groundcherry graphic
Researchers from Howard Hughes Medical Institute and the Boyce Thompson Institute were able to use CRISPR techniques to grow bushier groundcherry plants with more fruit.
Howard Hughes Medical Institute

Now, if they can figure out how to keep the ripe fruit from falling off the vine, the poor orphaned groundcherry might be "adopted" by large-scale commercial growers and show up in your local grocery store.

"It's a really exciting time to be in plant breeding right now," says Allen Van Deynze, a plant breeder and researcher with the University of California, Davis. "Plant breeding has always been defined as a science and art, and it's becoming a lot more science. That's because of the tools we're bringing to the table."

Van Deynze's interest in plant breeding technology goes way beyond rescuing a farmers market favorite. He is technical leader of the African Orphan Crops Consortium, an effort to sequence the genomes of 101 orphan crops in Africa like yams, finger millet, spiderplant and jujube. Even though millions of Africans rely on these crops, the most common varieties are often low in key vitamins and minerals. As a result, Van Deynze says that 37 percent of African children suffer the lifelong effects of malnutrition.



One of the goals of Van Deynze's group is to train hundreds of African plant breeders in the genomic technologies being used by Western commercial agriculture to improve staple crops like wheat, corn and soybeans. Not only is the Consortium sequencing a full genome for each orphan crop, but it's also providing genetic information on 100 additional varieties of every plant. As a first step, the African plant breeders will select beneficial traits from multiple varieties and cross them using traditional breeding techniques.
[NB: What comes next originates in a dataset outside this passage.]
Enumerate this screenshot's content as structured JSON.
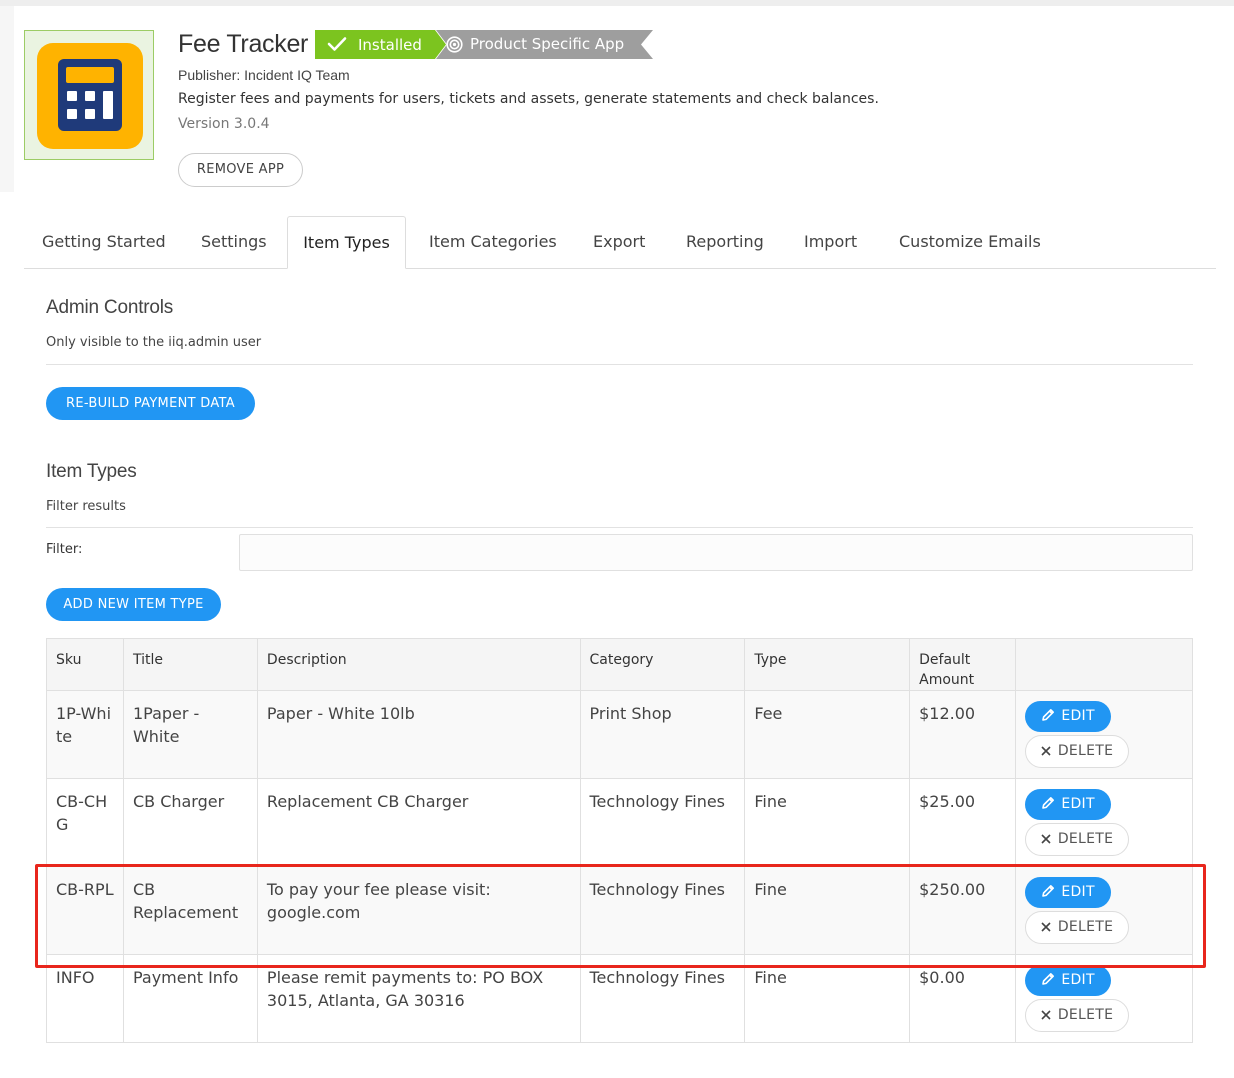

But Van Deynze says there will also be cases in which a plant's natural genetic diversity won't be enough to make the crop sufficiently drought resistant or nutritious.


"That's when you start looking at the rest of the tools in the plant breeder's toolbox," says Van Deynze. "Is there is a gene editing method that I can use that's working on other species?"

Using CRISPR to edit specific genes in a plant is not the same as the techniques used in GMO (genetically modified organism) crops, Van Deynze explains.

"With current GMO technology, you're inserting a gene that's not already there and that gene is going randomly in the genome," says Van Deynze. "With CRISPR, we're modifying a gene that's already there. Conceptually, that's a very different thing and also much more efficient. That's why CRISPR is very exciting we're hoping that it gains acceptance worldwide."

The U.S. Food and Drug Administration (FDA) does not currently regulate or prohibit genetic editing of food crops using CRISPR or similar technologies, and Van Deynze believes that these next-generation breeding tools are inherently safe, mostly because they don't exist in a vacuum. New plant varieties engineered with CRISPR will still need to be rigorously field tested and evaluated before they're sent to market.

Van Deynze notes tools like CRISPR can help plant breeders keep up with the unpredictable effects of climate change. "We're living in a world of extremes and we're seeing those extreme more often," he says. "We need more robust crop varieties that can withstand conditions like drought, extreme heat and unseasonable cold."

The greatest advantage of CRISPR-aided breeding is speed. The new, bushier variety of groundcherry took only two years to develop using CRISPR, compared to five years or more using conventional plant breeding methods. But don't think that scientists are able to program in the exact traits for an entirely new plant variety and bring it to life.

"We're not 'Jurassic Park' at this point and we're a long way from that," says Van Deynze.